Hiring your first salesperson is a momentous point in any startup’s life. It’s also a decision filled with big decisions. In my role at Acceleprise, I get asked this question a lot by early stage founders.
Hire too quickly? You’re plowing money into an employee who’s destined to fail.
Hire too slow? You’ve wasted time while your competitors are scaling quickly.
Timing is Everything
When your company is early, generally the first handful of customers should be closed by you, the founder.
You are the chief salesperson.
It’s your responsibility to know what’s working and what isn’t. These initial meetings will help you confirm the intended and unintended benefits of your product. You need to get your messaging right and have a clear understanding of what your customers are willing to pay for.
On a similar note: include your engineering and product people in some of the sales calls if possible.
They’ll take away their own lessons on both messaging and the product. They need to be involved in the learning experience.
The Time for Rocket Fuel
There will come a point when you’ve found the very beginnings of product-market fit and a repeatable sales process. Because this timing is unique for each company, it’s difficult to predict. A good indicator is you have more qualified inbound leads than you can handle as the founder and/or you have a reasonable sense of your conversions along the sales funnel.
One very simplistic way to look at it: do a gut check on whether your future salesperson can be profitable for you.
Specifically, if your sales engine is to be scaleable, your sales rep should probably be able to book at least 3X more in ARR than their total all-in compensation.

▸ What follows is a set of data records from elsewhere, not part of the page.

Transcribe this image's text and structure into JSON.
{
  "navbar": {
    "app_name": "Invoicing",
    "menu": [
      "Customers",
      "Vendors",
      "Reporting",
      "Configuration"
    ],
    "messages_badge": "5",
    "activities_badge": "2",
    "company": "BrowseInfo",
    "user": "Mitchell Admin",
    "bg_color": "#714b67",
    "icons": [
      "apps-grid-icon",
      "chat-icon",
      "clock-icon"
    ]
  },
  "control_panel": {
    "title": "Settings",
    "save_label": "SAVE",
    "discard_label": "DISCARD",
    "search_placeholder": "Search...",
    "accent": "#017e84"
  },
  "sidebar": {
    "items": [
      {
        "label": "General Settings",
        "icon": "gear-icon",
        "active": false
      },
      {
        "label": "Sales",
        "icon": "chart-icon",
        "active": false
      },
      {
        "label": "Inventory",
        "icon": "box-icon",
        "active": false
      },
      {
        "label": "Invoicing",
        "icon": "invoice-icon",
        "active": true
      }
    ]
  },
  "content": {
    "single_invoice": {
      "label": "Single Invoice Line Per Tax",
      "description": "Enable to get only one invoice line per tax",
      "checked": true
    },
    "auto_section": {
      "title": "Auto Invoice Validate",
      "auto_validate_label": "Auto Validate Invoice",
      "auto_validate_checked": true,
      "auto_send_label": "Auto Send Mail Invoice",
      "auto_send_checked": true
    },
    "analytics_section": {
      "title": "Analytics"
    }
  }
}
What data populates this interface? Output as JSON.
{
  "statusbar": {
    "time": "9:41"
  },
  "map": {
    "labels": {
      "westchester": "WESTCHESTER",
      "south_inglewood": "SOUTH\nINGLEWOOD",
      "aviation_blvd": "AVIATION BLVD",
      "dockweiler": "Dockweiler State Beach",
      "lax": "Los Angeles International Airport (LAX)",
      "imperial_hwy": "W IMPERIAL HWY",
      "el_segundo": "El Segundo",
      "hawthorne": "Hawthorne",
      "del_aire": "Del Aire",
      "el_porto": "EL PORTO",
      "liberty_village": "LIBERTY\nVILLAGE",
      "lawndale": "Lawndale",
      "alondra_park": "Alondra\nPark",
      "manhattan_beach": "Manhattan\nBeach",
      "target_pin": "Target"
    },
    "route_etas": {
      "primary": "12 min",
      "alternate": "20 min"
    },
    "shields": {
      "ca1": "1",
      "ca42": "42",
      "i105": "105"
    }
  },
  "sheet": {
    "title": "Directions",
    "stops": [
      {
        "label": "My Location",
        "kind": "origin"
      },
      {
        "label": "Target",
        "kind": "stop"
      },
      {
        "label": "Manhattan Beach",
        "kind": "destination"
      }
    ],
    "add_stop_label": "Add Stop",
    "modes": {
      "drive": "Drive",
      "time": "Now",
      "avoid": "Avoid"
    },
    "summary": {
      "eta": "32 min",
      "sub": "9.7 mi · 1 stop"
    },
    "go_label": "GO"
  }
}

- Your product is priced at $10,000 ARR
- Your sales hire costs you $120,000
- Your sales rep must close 3 deals per month on average!
Is this realistic based on your experience in the sales process?
Set them up for success
Great salespeople become mediocre quickly when they don’t have qualified leads.
It’s your job to set sales up for success. And the best way to do that is to create an inbound leads machine.
You need to generate new (and qualified) leads in an automated and scalable way.
There are some good suggestions here: marketing stack for a lazy SaaS company? You can also use Nova to enchance and improve conversion on your outbound emails with personalization at scale (full disclosure, they are an Acceleprise portfolio company).
Once you’ve figured out a process and can keep your sales reps busy with new prospects, it’s time to hire.
Lastly, if you are selling into large companies and have long sales cycles, having a new hire start from scratch can be frustrating for them. You want to set them up for early wins. Hand over a couple of prospects that are further along in the process, so they can get some closes under their belt relatively quickly. It will build their confidence and get them excited early.
Your Perfect First Sales Hire
You don’t necessarily need someone with the perfect rolodex or someone who’s run sales at a hugely successful tech company right out of the gate.
Below are some things you should look for though.
- Have they owned or assisted in closing deals with a similar ARR to your product
- Have they performed more than one role within sales, including SDR, outbound sales, inside sales, and account executive
- Do they come from a strong organization with training and a metrics-driven process
- Is there a good cultural fit
- They took the time to sign up for and play around with your product, if they were not already a user. They must be genuinely interested in what you’re doing.
Two things worth noting. First, you’ll likely require a fullstack-ish sales rep like I described. Everyone will likely be wearing a lot of hats for some time still.
Second, make sure your salesperson is interested in what they’re selling
They will be on the frontline, representing you, your company, and your vision for the future. This is a critical hire!
Good luck finding the right person (at the right time).
Next up, your team needs to fulfill the simple task of creating a sales organization. No sweat, right?
Michael Cardamone, Managing Director